EXERCISE:
Collect all lines containing the word "components" from the data.

Data records for software interfaces
--*--

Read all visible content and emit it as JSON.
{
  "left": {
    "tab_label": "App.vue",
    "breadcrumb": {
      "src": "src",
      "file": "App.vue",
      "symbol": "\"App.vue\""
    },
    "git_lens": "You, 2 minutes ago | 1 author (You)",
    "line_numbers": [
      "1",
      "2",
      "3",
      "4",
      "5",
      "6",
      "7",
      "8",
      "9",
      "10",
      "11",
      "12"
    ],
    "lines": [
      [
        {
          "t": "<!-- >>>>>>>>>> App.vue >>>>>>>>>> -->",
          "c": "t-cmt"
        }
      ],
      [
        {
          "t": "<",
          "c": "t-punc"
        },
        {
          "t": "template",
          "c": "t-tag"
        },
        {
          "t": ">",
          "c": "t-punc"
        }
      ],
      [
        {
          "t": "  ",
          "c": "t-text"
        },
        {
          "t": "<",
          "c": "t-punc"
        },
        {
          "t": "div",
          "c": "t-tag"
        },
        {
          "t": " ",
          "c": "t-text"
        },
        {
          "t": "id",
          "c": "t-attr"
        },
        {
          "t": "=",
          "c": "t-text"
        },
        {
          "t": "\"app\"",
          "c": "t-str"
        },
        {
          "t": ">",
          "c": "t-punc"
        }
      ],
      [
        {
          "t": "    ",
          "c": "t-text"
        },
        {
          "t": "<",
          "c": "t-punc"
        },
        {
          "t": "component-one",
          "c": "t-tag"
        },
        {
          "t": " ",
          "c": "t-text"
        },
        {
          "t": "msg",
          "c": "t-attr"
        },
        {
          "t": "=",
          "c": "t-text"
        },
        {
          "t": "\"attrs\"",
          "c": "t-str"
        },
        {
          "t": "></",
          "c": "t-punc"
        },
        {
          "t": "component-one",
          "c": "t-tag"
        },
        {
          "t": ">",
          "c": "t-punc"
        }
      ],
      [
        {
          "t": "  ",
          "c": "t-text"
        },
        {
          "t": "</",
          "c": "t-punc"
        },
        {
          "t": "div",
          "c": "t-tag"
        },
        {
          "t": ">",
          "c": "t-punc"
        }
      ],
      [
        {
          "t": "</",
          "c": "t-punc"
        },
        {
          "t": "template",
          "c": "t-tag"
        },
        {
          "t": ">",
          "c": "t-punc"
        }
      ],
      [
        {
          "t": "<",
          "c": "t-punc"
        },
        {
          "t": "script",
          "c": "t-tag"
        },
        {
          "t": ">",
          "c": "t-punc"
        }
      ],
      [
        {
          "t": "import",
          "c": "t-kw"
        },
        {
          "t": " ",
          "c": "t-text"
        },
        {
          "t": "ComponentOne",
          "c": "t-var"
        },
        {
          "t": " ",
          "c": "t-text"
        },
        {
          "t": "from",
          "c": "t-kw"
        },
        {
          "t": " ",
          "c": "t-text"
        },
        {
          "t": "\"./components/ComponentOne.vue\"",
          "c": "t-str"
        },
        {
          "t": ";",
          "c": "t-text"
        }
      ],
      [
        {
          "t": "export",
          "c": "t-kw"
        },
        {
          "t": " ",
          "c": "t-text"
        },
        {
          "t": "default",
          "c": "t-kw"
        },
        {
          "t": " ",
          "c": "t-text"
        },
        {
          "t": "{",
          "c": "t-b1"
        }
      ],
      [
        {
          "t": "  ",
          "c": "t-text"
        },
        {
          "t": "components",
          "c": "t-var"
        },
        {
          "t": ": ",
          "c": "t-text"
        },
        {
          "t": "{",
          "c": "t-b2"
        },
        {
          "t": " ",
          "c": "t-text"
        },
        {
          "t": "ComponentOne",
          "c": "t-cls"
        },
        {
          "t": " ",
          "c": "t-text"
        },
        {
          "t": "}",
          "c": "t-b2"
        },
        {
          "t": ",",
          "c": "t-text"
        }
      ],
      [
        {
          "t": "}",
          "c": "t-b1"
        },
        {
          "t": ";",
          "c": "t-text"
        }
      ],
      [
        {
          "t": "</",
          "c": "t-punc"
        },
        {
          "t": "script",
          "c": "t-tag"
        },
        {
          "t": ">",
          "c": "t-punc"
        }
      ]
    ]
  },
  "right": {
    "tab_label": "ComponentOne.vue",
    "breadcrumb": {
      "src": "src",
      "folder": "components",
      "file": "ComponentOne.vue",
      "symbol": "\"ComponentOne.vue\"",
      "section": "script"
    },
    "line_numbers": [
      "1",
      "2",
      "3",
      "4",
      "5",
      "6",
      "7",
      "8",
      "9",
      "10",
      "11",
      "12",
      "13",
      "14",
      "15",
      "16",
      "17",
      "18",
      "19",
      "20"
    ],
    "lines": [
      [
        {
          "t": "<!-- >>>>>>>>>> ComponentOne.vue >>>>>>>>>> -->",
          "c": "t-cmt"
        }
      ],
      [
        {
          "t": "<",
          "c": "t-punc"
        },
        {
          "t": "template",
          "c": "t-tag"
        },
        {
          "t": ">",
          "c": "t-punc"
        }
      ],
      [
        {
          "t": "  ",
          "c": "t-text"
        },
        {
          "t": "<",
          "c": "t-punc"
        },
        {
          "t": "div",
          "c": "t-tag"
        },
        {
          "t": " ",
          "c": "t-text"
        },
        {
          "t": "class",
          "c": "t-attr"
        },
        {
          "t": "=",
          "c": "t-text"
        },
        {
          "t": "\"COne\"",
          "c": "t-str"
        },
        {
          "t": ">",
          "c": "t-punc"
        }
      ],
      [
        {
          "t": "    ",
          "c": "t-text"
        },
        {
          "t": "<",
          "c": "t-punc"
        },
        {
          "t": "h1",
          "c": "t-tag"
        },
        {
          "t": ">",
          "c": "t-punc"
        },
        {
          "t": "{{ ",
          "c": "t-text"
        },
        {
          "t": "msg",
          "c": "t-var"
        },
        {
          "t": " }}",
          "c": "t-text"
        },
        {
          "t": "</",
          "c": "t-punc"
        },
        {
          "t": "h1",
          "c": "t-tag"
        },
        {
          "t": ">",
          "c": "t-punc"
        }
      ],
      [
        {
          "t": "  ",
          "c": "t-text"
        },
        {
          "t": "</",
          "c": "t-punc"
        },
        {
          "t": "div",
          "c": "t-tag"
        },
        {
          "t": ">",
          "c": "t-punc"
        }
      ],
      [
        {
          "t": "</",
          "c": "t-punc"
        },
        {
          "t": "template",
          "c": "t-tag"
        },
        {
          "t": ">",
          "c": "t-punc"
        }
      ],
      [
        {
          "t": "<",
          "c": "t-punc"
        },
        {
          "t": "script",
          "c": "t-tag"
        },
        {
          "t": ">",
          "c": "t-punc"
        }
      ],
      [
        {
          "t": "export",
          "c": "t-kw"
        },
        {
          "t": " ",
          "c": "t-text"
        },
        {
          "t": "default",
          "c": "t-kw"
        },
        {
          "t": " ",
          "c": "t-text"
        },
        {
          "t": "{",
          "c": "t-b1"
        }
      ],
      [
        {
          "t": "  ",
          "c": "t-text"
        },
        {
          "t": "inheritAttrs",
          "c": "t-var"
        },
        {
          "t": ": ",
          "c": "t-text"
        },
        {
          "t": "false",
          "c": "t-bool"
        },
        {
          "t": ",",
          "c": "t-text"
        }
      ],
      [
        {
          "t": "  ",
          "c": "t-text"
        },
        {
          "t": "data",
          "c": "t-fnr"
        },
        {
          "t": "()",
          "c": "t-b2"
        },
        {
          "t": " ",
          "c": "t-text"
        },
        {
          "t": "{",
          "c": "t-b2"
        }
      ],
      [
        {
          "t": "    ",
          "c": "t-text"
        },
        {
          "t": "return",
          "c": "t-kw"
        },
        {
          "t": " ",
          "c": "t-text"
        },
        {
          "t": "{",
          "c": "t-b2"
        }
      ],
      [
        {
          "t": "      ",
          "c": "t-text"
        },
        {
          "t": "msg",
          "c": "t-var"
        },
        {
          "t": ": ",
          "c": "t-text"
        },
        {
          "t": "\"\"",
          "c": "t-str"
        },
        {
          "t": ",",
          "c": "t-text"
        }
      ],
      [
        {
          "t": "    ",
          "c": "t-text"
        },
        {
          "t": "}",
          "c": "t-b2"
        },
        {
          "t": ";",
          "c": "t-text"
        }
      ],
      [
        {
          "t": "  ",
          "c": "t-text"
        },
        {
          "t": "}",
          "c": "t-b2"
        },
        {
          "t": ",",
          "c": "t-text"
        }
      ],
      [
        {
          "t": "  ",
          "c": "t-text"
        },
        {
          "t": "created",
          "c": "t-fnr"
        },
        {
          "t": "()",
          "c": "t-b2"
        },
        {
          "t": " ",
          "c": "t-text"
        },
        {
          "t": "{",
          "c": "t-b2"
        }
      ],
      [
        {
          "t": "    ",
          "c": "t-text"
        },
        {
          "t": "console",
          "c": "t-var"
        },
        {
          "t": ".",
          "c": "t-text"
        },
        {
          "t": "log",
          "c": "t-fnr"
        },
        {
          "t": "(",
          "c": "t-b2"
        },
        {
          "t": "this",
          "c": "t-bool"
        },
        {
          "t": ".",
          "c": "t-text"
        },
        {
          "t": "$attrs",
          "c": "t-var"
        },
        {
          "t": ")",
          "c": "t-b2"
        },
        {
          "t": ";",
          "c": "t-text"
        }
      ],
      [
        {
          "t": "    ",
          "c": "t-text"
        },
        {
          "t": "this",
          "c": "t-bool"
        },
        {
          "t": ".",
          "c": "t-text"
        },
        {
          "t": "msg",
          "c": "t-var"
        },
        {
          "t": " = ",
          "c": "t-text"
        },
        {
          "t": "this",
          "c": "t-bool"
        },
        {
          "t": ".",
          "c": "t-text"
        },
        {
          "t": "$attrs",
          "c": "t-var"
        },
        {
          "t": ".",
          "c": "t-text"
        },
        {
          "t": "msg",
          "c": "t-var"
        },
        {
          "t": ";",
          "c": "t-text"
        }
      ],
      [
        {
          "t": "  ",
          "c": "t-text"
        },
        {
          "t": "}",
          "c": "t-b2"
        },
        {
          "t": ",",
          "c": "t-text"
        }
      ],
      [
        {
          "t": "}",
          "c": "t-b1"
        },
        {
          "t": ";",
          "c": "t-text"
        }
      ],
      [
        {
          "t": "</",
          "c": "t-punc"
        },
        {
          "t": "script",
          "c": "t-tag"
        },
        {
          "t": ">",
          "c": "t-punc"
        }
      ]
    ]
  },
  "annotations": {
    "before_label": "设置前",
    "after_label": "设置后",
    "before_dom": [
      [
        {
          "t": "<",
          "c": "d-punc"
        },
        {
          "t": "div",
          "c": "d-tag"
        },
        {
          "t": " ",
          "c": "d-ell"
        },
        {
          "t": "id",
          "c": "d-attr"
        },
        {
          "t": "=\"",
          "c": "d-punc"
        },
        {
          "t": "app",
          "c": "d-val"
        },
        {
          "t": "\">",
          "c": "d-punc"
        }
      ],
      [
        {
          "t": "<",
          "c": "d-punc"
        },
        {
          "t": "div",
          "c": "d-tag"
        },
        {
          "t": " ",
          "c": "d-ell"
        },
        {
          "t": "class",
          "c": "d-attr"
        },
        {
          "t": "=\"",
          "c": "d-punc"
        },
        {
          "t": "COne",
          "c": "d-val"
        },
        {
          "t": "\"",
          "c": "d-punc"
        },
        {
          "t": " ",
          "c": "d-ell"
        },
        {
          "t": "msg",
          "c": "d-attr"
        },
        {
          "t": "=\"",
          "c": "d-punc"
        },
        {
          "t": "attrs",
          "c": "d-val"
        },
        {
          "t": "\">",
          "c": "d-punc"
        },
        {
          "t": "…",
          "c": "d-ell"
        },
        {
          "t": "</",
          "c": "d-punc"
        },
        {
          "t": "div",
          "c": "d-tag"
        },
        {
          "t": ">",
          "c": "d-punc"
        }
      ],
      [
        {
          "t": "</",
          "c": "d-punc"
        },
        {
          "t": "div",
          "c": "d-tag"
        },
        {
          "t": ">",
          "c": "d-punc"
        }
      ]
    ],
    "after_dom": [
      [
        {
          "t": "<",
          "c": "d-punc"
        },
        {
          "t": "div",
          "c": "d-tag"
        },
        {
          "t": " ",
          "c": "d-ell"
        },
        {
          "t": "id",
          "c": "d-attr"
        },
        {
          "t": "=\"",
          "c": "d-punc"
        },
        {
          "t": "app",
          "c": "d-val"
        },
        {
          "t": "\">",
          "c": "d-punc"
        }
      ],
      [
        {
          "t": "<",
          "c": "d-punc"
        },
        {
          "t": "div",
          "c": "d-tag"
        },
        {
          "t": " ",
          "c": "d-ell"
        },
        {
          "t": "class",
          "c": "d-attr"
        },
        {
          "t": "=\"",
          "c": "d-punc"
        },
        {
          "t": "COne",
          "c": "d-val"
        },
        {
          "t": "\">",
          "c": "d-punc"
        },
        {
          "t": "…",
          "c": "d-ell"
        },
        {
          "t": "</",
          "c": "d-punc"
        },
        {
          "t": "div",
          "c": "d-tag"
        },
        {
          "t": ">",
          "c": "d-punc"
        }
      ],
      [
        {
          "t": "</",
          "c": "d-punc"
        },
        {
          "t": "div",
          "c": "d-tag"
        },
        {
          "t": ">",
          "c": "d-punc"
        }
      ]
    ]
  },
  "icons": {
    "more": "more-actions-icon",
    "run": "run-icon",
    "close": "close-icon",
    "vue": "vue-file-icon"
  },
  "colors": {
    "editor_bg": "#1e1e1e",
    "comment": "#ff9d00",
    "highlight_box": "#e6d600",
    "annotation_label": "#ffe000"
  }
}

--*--

REPLY:
          "t": "\"./components/ComponentOne.vue\"",
          "t": "components",
      "folder": "components",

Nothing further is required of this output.